The internet is not the place for nuance. For most people online, everything has to be black and white. You love something or you hate it. You’re for it or you’re against it. You agree or you disagree. You are either friend or enemy.
There seems to be no middle ground anymore. You can’t agree in part, disagree in part. There is little room for respectful disagreement or polite discourse. People have to be the loudest. The boldest. The most outrage-fueled with the spiciest take and the biggest dunk.
And to paraphrase a go-to favorite tweet (to remove the profanity):
Person on the internet: “I like pancakes”
Other person on the internet: “Oh, so you hate waffles?”
Person #1: “No. That’s an entirely different sentence.”
Queen Elizabeth II leaves a complicated legacy. She was beloved by many, a unifying symbol, and a beacon of dedicated, loyal public service. Many Brits are mourning her passing.

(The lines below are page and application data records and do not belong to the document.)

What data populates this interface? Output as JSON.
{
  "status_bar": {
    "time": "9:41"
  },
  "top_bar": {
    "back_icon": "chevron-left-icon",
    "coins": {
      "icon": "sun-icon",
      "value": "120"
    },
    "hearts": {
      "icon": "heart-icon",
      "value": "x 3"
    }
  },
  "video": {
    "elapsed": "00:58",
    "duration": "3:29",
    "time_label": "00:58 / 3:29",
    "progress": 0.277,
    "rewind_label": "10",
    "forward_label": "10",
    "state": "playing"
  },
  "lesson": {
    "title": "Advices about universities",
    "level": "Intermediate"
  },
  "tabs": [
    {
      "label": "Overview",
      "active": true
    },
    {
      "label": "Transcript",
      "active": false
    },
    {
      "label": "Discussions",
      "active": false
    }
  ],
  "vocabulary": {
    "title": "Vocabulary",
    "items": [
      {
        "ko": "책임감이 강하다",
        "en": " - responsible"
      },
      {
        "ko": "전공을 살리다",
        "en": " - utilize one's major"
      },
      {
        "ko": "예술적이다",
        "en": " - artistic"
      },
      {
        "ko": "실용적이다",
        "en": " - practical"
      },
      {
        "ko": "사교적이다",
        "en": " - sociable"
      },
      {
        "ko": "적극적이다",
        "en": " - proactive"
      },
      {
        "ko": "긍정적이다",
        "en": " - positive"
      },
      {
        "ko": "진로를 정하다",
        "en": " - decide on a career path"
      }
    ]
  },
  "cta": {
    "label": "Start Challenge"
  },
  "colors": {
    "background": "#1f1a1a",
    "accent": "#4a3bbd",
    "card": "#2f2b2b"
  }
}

She was also deeply disliked by millions across the world who were under the yoke of the British colonial apparatus. Regardless of how much or little she was or wasn’t involved, she is inextricably linked with British colonialism.
But we can’t really talk about, explore, and weigh that dichotomy / duality because we’ll get shouted down. That’s just the reality of most of the internet. I wish it weren’t so. It’s both a symptom and a cause for the increase in divisiveness in our society.